As winter approaches many wild swimmers will be returning to the warmth of the indoor pool. Researcher Dr. Alfred Bernard is a professor of toxicology at the Catholic University of Louvain in Brussels and one of the world’s leading researchers on aquatic environments. He has published a series of studies documenting the effects of chlorine and its byproducts in swimming pools.
According to Bernard’s studies, swimming in indoor, chlorinated pools during childhood has been shown to reduce levels of serum inhibin B and total testosterone, both indicators of sperm count and mobility. Bernard has also substantiated a link between swimming in indoor chlorinated pools and the development of asthma and recurrent bronchitis in children.
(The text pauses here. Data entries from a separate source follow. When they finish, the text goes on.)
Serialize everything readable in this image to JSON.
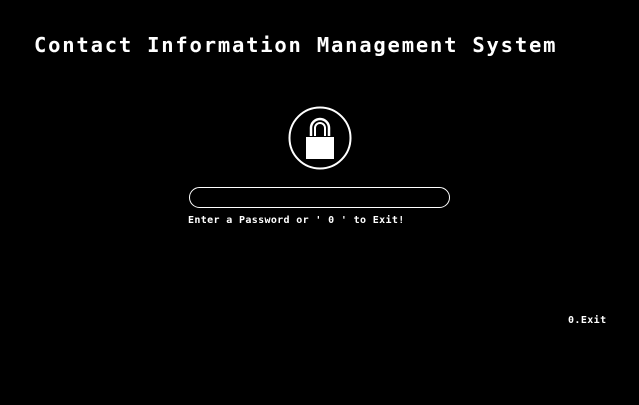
{
  "app": {
    "title": "Contact Information Management System"
  },
  "login": {
    "lock_icon": "lock-icon",
    "password_value": "",
    "hint": "Enter a Password or ' 0 ' to Exit!"
  },
  "menu": {
    "exit_label": "0.Exit"
  },
  "colors": {
    "background": "#000000",
    "foreground": "#ffffff"
  }
}
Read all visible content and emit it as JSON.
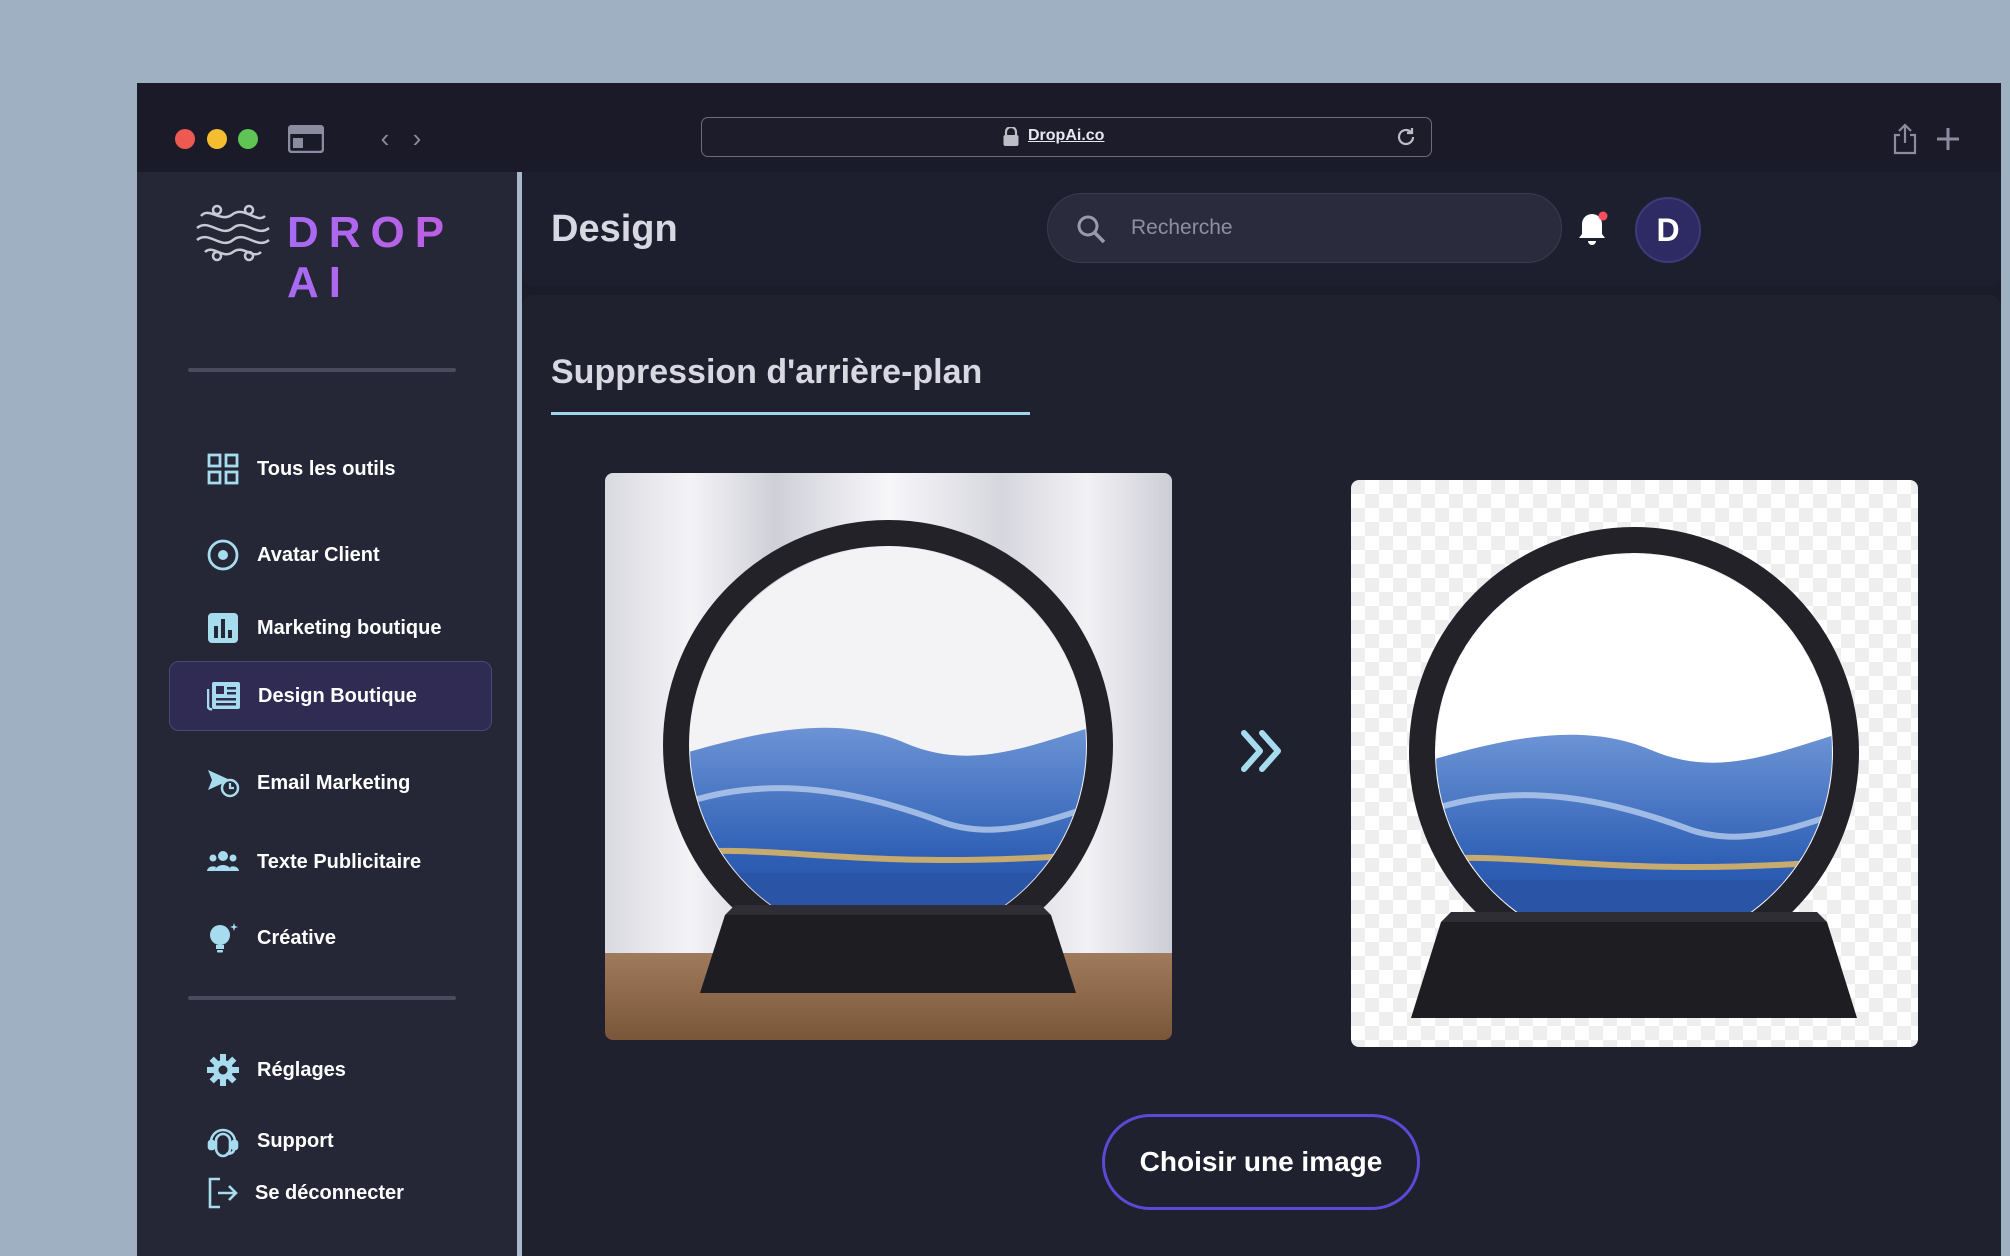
{
  "browser": {
    "url": "DropAi.co"
  },
  "sidebar": {
    "logo_text": "DROP AI",
    "items": [
      {
        "label": "Tous les outils",
        "icon": "grid-icon"
      },
      {
        "label": "Avatar Client",
        "icon": "target-icon"
      },
      {
        "label": "Marketing boutique",
        "icon": "bar-chart-icon"
      },
      {
        "label": "Design Boutique",
        "icon": "newspaper-icon",
        "active": true
      },
      {
        "label": "Email Marketing",
        "icon": "send-clock-icon"
      },
      {
        "label": "Texte Publicitaire",
        "icon": "people-icon"
      },
      {
        "label": "Créative",
        "icon": "lightbulb-icon"
      }
    ],
    "bottom_items": [
      {
        "label": "Réglages",
        "icon": "gear-icon"
      },
      {
        "label": "Support",
        "icon": "support-agent-icon"
      },
      {
        "label": "Se déconnecter",
        "icon": "logout-icon"
      }
    ]
  },
  "header": {
    "title": "Design",
    "search_placeholder": "Recherche",
    "avatar_initial": "D"
  },
  "main": {
    "section_title": "Suppression d'arrière-plan",
    "choose_button": "Choisir une image"
  },
  "colors": {
    "accent": "#9fd5e8",
    "brand_purple": "#b45bf2",
    "button_border": "#5b4ad6",
    "notification_dot": "#ff4d5e"
  }
}
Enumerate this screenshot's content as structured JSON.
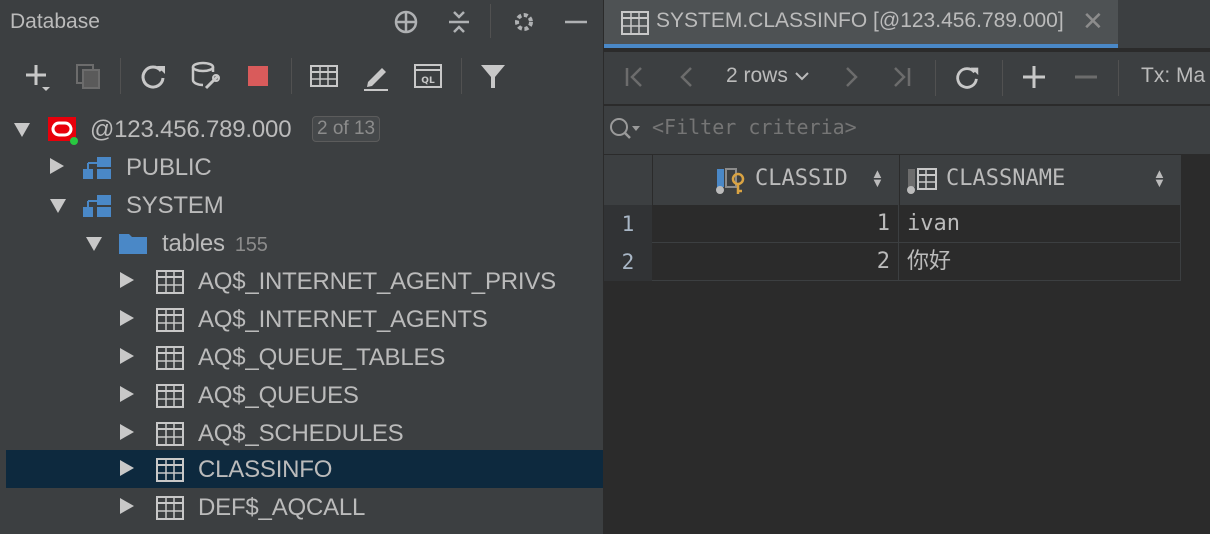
{
  "left_panel": {
    "title": "Database",
    "icons": [
      "crosshair-icon",
      "collapse-icon",
      "gear-icon",
      "minimize-icon"
    ],
    "toolbar_icons": [
      "add-icon",
      "duplicate-icon",
      "refresh-icon",
      "schema-sync-icon",
      "stop-icon",
      "table-icon",
      "edit-icon",
      "sql-console-icon",
      "filter-icon"
    ]
  },
  "tree": {
    "connection": {
      "label": "@123.456.789.000",
      "badge": "2 of 13",
      "icon": "oracle-icon",
      "status_color": "#28c840"
    },
    "schemas": [
      {
        "label": "PUBLIC",
        "expanded": false
      },
      {
        "label": "SYSTEM",
        "expanded": true
      }
    ],
    "folder": {
      "label": "tables",
      "count": "155"
    },
    "tables": [
      {
        "label": "AQ$_INTERNET_AGENT_PRIVS",
        "selected": false
      },
      {
        "label": "AQ$_INTERNET_AGENTS",
        "selected": false
      },
      {
        "label": "AQ$_QUEUE_TABLES",
        "selected": false
      },
      {
        "label": "AQ$_QUEUES",
        "selected": false
      },
      {
        "label": "AQ$_SCHEDULES",
        "selected": false
      },
      {
        "label": "CLASSINFO",
        "selected": true
      },
      {
        "label": "DEF$_AQCALL",
        "selected": false
      }
    ]
  },
  "editor": {
    "tab": {
      "title": "SYSTEM.CLASSINFO [@123.456.789.000]",
      "close": "✕"
    },
    "toolbar": {
      "rows_label": "2 rows",
      "tx_label": "Tx: Ma"
    },
    "filter": {
      "placeholder": "<Filter criteria>"
    },
    "columns": [
      {
        "name": "CLASSID",
        "icon": "primary-key-column-icon"
      },
      {
        "name": "CLASSNAME",
        "icon": "column-icon"
      }
    ],
    "rows": [
      {
        "num": "1",
        "classid": "1",
        "classname": "ivan"
      },
      {
        "num": "2",
        "classid": "2",
        "classname": "你好"
      }
    ]
  },
  "colors": {
    "accent": "#4a88c7",
    "selection": "#0d293e",
    "stop": "#d95b5b",
    "oracle_red": "#e8000b"
  }
}
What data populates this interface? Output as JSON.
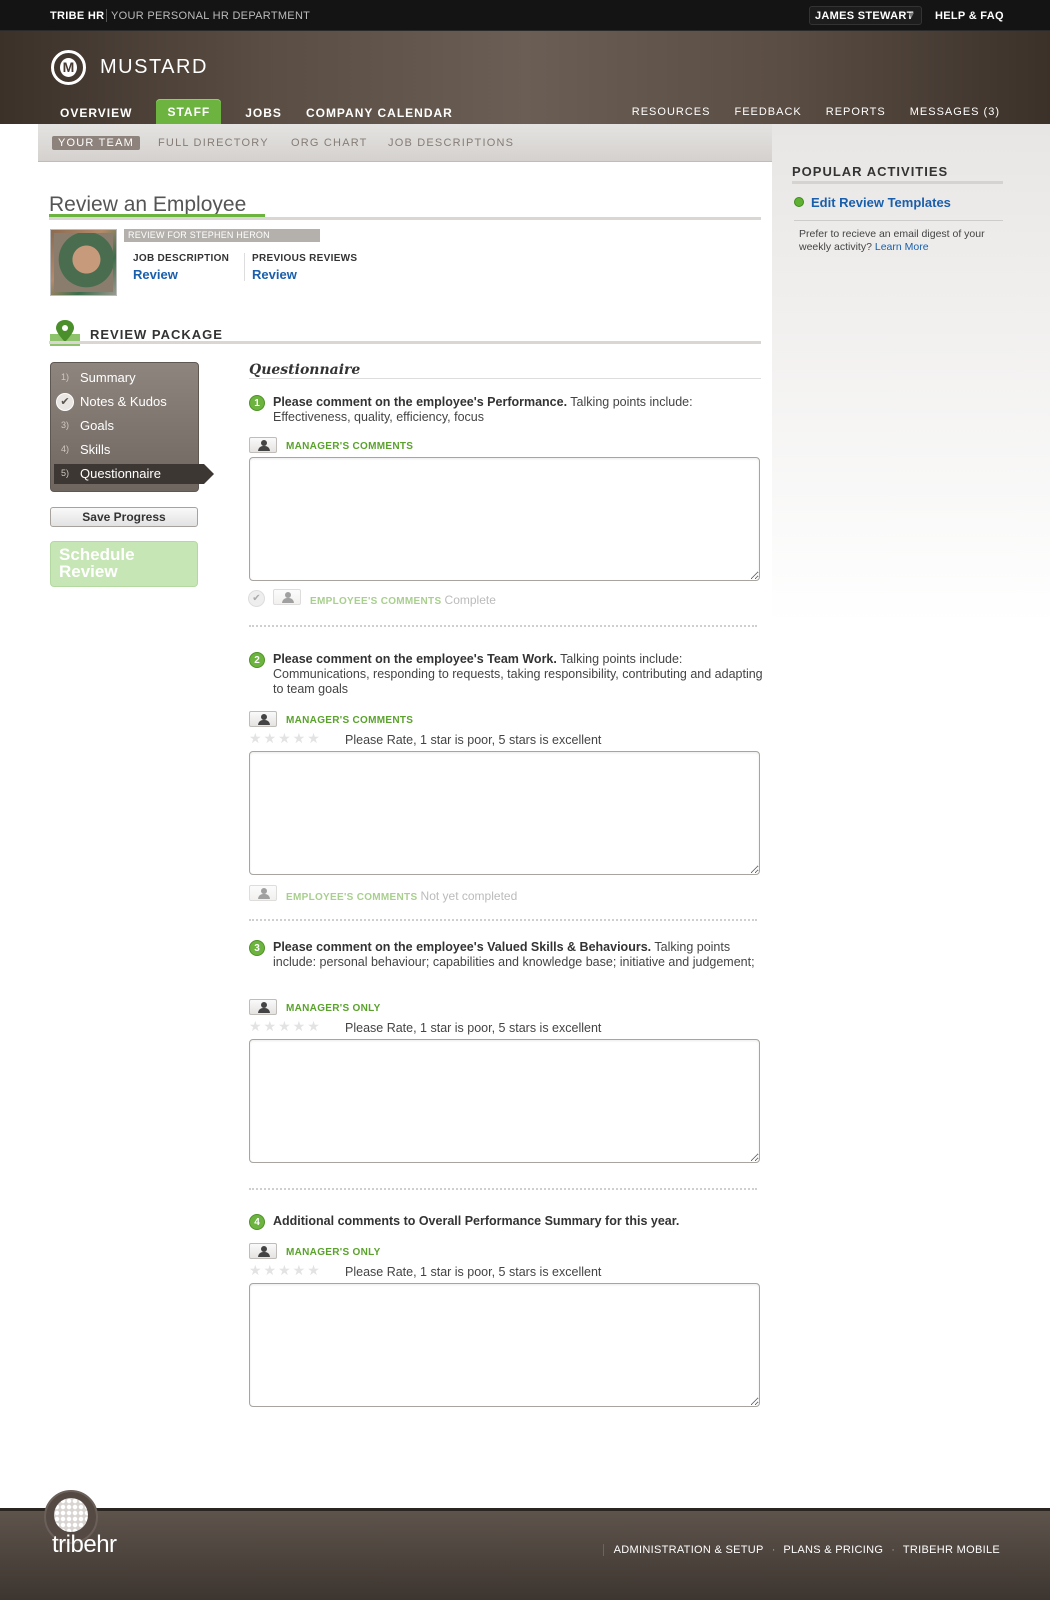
{
  "topbar": {
    "brand": "TRIBE HR",
    "tagline": "YOUR PERSONAL HR DEPARTMENT",
    "user": "JAMES STEWART",
    "help": "HELP & FAQ"
  },
  "header": {
    "logo_letter": "M",
    "company": "MUSTARD",
    "nav": [
      "OVERVIEW",
      "STAFF",
      "JOBS",
      "COMPANY CALENDAR"
    ],
    "active_nav": "STAFF",
    "right_nav": [
      "RESOURCES",
      "FEEDBACK",
      "REPORTS",
      "MESSAGES (3)"
    ]
  },
  "subnav": {
    "items": [
      "YOUR TEAM",
      "FULL DIRECTORY",
      "ORG CHART",
      "JOB DESCRIPTIONS"
    ],
    "active": "YOUR TEAM"
  },
  "page": {
    "title": "Review an Employee",
    "review_for": "REVIEW FOR STEPHEN HERON",
    "job_description_label": "JOB DESCRIPTION",
    "job_description_link": "Review",
    "previous_reviews_label": "PREVIOUS REVIEWS",
    "previous_reviews_link": "Review",
    "package_title": "REVIEW PACKAGE"
  },
  "steps": [
    {
      "num": "1)",
      "label": "Summary"
    },
    {
      "num": "",
      "label": "Notes & Kudos",
      "done": true
    },
    {
      "num": "3)",
      "label": "Goals"
    },
    {
      "num": "4)",
      "label": "Skills"
    },
    {
      "num": "5)",
      "label": "Questionnaire",
      "active": true
    }
  ],
  "buttons": {
    "save": "Save Progress",
    "schedule_line1": "Schedule",
    "schedule_line2": "Review"
  },
  "questionnaire": {
    "title": "Questionnaire",
    "rate_text": "Please Rate, 1 star is poor, 5 stars is excellent",
    "stars": "★★★★★",
    "questions": [
      {
        "num": "1",
        "bold": "Please comment on the employee's Performance.",
        "rest": " Talking points include: Effectiveness, quality, efficiency, focus",
        "role": "MANAGER'S COMMENTS",
        "employee_label": "EMPLOYEE'S COMMENTS",
        "employee_status": "Complete"
      },
      {
        "num": "2",
        "bold": "Please comment on the employee's Team Work.",
        "rest": " Talking points include: Communications, responding to requests, taking responsibility, contributing and adapting to team goals",
        "role": "MANAGER'S COMMENTS",
        "employee_label": "EMPLOYEE'S COMMENTS",
        "employee_status": "Not yet completed"
      },
      {
        "num": "3",
        "bold": "Please comment on the employee's Valued Skills & Behaviours.",
        "rest": " Talking points include: personal behaviour; capabilities and knowledge base; initiative and judgement;",
        "role": "MANAGER'S ONLY"
      },
      {
        "num": "4",
        "bold": "Additional comments to Overall Performance Summary for this year.",
        "rest": "",
        "role": "MANAGER'S ONLY"
      }
    ]
  },
  "sidebar": {
    "title": "POPULAR ACTIVITIES",
    "activity": "Edit Review Templates",
    "note": "Prefer to recieve an email digest of your weekly activity?",
    "note_link": "Learn More"
  },
  "footer": {
    "brand": "tribehr",
    "links": [
      "ADMINISTRATION & SETUP",
      "PLANS & PRICING",
      "TRIBEHR MOBILE"
    ]
  },
  "colors": {
    "accent_green": "#6cb33f",
    "link_blue": "#1a5fab",
    "header_brown": "#5a4d43"
  }
}
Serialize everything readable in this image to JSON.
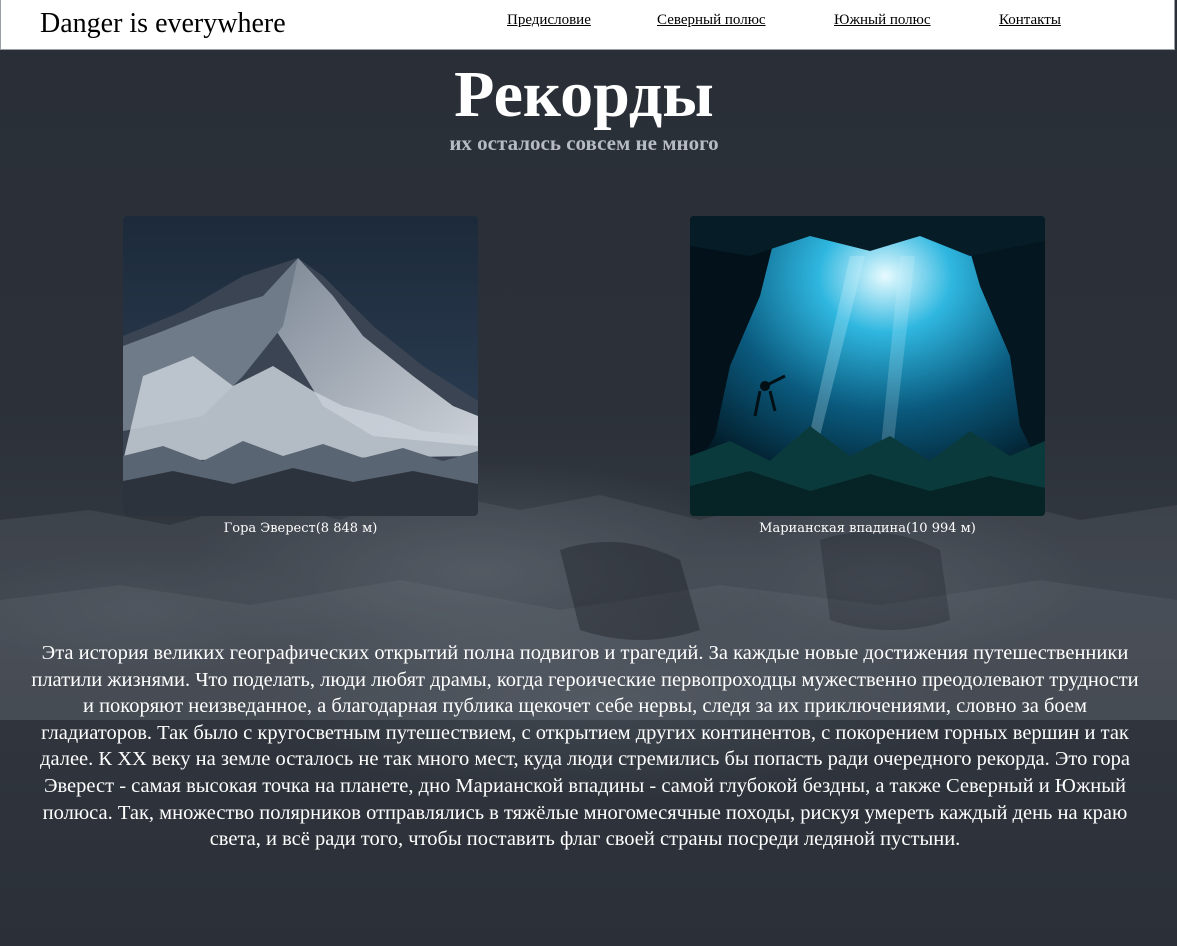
{
  "header": {
    "brand": "Danger is everywhere",
    "nav": [
      {
        "label": "Предисловие"
      },
      {
        "label": "Северный полюс"
      },
      {
        "label": "Южный полюс"
      },
      {
        "label": "Контакты"
      }
    ]
  },
  "hero": {
    "title": "Рекорды",
    "subtitle": "их осталось совсем не много"
  },
  "figures": [
    {
      "caption": "Гора Эверест(8 848 м)",
      "icon": "mountain-photo"
    },
    {
      "caption": "Марианская впадина(10 994 м)",
      "icon": "underwater-cave-photo"
    }
  ],
  "story": {
    "text": "Эта история великих географических открытий полна подвигов и трагедий. За каждые новые достижения путешественники платили жизнями. Что поделать, люди любят драмы, когда героические первопроходцы мужественно преодолевают трудности и покоряют неизведанное, а благодарная публика щекочет себе нервы, следя за их приключениями, словно за боем гладиаторов. Так было с кругосветным путешествием, с открытием других континентов, с покорением горных вершин и так далее. К XX веку на земле осталось не так много мест, куда люди стремились бы попасть ради очередного рекорда. Это гора Эверест - самая высокая точка на планете, дно Марианской впадины - самой глубокой бездны, а также Северный и Южный полюса. Так, множество полярников отправлялись в тяжёлые многомесячные походы, рискуя умереть каждый день на краю света, и всё ради того, чтобы поставить флаг своей страны посреди ледяной пустыни."
  },
  "colors": {
    "background": "#2b3038",
    "header_bg": "#ffffff",
    "text": "#ffffff",
    "subtitle": "#b7bcc2"
  }
}
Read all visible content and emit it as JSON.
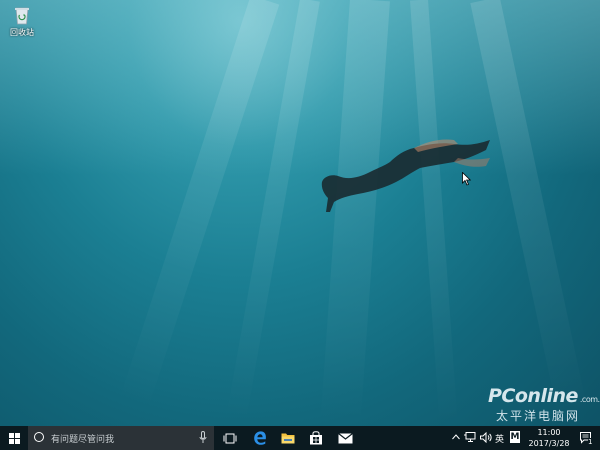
{
  "desktop": {
    "icons": [
      {
        "label": "回收站",
        "icon": "recycle-bin-icon"
      }
    ],
    "watermark": {
      "logo": "PConline",
      "logo_suffix": ".com.cn",
      "subtitle": "太平洋电脑网"
    }
  },
  "taskbar": {
    "start_icon": "windows-logo-icon",
    "search": {
      "placeholder": "有问题尽管问我"
    },
    "pinned": [
      {
        "name": "task-view",
        "icon": "task-view-icon"
      },
      {
        "name": "edge",
        "icon": "edge-icon",
        "color": "#1e90ff"
      },
      {
        "name": "file-explorer",
        "icon": "folder-icon",
        "color": "#f6c445"
      },
      {
        "name": "store",
        "icon": "store-icon"
      },
      {
        "name": "mail",
        "icon": "mail-icon"
      }
    ],
    "tray": {
      "ime_language": "英",
      "ime_mode": "M",
      "time": "11:00",
      "date": "2017/3/28",
      "notification_count": "1"
    }
  },
  "colors": {
    "taskbar": "#0b1a20",
    "search_box": "#2b3237",
    "water_light": "#6fc0cc",
    "water_dark": "#0e5366"
  }
}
A 2007 study, conducted by Bernard, showed airway and lung permeability changes in children who had participated in an infant swimming group.
But these risks could be drastically reduced.”It’s a public education thing,” Blatchley said. “Swimmers and the general public need to recognize that there’s a link between their hygiene habits and the health of everyone who uses the pool.”
Next time you head to the pool do your part, and hit showers before you hit the water, everyone will be better off for it. Source